As we have reported extensively, South Carolina is only one among many conservative-led states battling to strip women of their constitutional right to choose an abortion. If the Supreme Court overturns Roe v. Wade, at least 21 states are expected to ban abortion outright, U.S. News & World Report wrote in December 2021, potentially creating a reproductive health care “desert” across much of the U.S.
Conservative Supreme Court could decimate Americans’ reproductive rights
Questions raised by justices during oral arguments have convinced some activists and observers that the Roe decision is indeed in peril. Even Chief Justice John Roberts, a “moderate” conservative who has voted with the court’s three liberals in many cases, appeared to consider changing the standard from “viability,” when a fetus could survive outside the womb, to a shorter period of time that would, presumably, still give a woman sufficient time to make a life-changing decision, The New York Times reported. In fact, Justice Clarence Thomas, along with the late Antonin Scalia, has argued for years that there is no constitutional “right to privacy,” a principal on which not only women’s abortion rights but Supreme Court decisions on interracial marriage, birth control and same-sex marriage have been based, as reported by The Hill.
This last argument, as well as the language of state laws designating unborn fetuses legal persons, threatens a range of rights and privileges most Americans take for granted. Among those is the right of infertile couples, LGBTQ people or unmarried individuals to create families using assisted reproductive technology.
As South Carolina legislators debated the state’s newest, most severe abortion ban, S 988, opposition witnesses said the bill’s language would prevent South Carolinians from seeking fertility treatment such as IVF, which frequently produces more embryos than can be used as well as many that are not viable enough to be implanted. Under this proposed law, and dozens of other state laws, those unused embryos would have the same rights of personhood as you or me or the mother who was impregnated through rape or incest, which could have an alarming if not fatal impact on the access to, and in fact the legality of, IVF and other reproductive technologies.
These questions of accessibility and legality of IVF and other assisted reproduction technologies, basic human rights of women to make decisions about their own bodies, and other privacy rights loom over us all as we wait for the Supreme Court to rule. Court watchers aren’t optimistic about Roe’s survival. Americans, who may be focused on the narrow issue of whether or not abortion is legal, have no idea of the drastic and wide-reaching consequences if Roe is overturned. Many of the rights we assumed constitutionally protected—the right to have information about and access to contraception, for example, or the right to marry the person of our choice—all will be in question.
And that’s no accident. Those who work in the statehouses to craft these bills understand the effect of the language of these bills. They are intended not only to outlaw abortion in the United States, but also to enshrine religion-based standards of morality and behavior in U.S. law.

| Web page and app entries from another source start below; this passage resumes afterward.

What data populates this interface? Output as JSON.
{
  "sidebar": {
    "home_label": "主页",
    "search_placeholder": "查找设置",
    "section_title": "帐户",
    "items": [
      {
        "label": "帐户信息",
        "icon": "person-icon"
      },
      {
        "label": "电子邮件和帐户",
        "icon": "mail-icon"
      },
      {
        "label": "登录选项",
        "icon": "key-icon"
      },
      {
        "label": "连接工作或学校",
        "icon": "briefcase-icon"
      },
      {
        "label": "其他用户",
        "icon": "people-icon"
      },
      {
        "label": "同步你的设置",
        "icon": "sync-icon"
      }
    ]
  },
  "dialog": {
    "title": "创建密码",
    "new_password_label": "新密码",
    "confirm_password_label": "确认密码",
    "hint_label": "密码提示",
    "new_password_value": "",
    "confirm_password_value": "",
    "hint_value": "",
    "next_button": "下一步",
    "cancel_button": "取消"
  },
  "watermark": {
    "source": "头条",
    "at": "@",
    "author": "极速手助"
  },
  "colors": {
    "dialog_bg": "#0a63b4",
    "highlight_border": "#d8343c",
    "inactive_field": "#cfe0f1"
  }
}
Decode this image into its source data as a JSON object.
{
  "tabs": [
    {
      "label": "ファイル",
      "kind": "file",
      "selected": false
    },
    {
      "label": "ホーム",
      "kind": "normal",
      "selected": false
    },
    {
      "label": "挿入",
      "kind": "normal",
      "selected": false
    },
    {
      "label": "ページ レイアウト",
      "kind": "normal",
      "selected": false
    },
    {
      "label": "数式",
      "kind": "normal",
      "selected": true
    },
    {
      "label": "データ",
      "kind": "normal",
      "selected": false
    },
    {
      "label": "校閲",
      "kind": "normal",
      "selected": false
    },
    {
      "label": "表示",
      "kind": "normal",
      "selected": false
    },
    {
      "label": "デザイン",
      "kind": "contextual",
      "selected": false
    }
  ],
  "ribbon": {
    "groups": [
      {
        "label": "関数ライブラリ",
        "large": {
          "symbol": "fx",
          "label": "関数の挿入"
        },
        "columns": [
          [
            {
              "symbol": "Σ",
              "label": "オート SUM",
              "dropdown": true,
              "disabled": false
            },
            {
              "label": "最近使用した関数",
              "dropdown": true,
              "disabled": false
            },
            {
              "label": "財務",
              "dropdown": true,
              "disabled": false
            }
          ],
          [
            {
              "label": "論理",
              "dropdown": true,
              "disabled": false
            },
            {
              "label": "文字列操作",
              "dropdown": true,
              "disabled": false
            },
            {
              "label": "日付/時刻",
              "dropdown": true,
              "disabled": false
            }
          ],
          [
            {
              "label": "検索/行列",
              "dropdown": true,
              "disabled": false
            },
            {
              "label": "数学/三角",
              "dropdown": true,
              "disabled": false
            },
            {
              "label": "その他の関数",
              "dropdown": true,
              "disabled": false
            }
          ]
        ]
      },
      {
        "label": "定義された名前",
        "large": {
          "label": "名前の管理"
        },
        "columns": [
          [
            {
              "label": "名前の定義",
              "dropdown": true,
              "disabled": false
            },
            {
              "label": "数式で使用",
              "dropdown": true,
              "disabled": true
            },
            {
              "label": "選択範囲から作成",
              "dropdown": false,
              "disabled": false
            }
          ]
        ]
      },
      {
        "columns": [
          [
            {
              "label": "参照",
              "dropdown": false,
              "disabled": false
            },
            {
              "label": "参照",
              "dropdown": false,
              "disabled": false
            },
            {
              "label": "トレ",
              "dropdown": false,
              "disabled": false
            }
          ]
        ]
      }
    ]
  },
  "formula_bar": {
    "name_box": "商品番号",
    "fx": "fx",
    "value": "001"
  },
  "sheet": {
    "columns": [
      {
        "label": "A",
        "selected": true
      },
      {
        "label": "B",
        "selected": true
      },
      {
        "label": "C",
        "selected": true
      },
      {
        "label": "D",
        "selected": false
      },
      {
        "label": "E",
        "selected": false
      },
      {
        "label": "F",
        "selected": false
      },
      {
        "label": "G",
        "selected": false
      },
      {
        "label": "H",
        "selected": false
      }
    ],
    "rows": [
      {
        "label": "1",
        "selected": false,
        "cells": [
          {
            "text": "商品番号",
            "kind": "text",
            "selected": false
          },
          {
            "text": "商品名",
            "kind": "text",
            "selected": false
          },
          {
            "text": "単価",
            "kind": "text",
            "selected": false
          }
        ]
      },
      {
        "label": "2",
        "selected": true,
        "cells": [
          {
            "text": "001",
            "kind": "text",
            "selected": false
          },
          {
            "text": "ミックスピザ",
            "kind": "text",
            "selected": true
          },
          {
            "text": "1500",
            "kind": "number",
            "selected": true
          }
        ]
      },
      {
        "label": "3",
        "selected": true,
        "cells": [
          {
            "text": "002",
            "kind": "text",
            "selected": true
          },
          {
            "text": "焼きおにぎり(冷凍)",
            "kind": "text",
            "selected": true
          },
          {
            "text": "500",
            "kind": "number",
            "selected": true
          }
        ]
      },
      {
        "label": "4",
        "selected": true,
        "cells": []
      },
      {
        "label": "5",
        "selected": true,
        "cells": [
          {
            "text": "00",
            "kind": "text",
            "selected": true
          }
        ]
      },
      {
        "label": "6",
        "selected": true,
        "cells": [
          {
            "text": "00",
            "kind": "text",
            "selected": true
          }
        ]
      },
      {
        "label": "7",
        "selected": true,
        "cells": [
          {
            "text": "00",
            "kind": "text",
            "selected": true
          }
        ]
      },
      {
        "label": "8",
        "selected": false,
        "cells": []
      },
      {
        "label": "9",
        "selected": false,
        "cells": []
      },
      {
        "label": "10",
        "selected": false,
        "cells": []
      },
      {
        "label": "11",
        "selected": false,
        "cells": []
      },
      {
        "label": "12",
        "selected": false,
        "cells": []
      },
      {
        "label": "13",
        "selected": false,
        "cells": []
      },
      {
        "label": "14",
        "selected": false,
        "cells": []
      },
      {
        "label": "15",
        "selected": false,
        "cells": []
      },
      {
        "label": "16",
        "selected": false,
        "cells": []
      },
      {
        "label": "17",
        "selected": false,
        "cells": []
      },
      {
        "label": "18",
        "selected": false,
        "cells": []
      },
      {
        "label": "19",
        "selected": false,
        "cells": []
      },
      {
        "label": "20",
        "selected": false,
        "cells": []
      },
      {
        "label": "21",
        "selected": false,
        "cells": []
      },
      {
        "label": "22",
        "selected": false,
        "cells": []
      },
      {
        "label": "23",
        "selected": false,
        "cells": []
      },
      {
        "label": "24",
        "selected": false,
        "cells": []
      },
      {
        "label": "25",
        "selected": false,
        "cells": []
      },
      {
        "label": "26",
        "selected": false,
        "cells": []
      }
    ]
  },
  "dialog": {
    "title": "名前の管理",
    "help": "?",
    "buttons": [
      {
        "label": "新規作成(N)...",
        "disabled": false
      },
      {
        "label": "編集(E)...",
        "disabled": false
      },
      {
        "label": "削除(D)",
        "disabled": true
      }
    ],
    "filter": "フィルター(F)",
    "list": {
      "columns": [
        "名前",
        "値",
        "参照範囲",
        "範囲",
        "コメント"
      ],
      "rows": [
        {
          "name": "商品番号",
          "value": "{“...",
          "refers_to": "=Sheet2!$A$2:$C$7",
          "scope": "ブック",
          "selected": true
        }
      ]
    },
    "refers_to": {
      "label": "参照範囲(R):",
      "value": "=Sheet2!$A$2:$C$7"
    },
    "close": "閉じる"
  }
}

The Supreme Court is what it is. President Joe Biden’s appointment of Ketanji Brown Jackson to replace retiring Justice Stephen Breyer will merely preserve the court’s 6-3 conservative majority. But we know from history that the justices do respond to public opinion, and sometimes they even change their minds. We need to make sure they know the American public does not want women to lose the right to control their own bodies, and it doesn’t want laws that would deny people the right to use assisted reproductive technologies to fulfill their dreams of parenthood. Please help us, spread the word!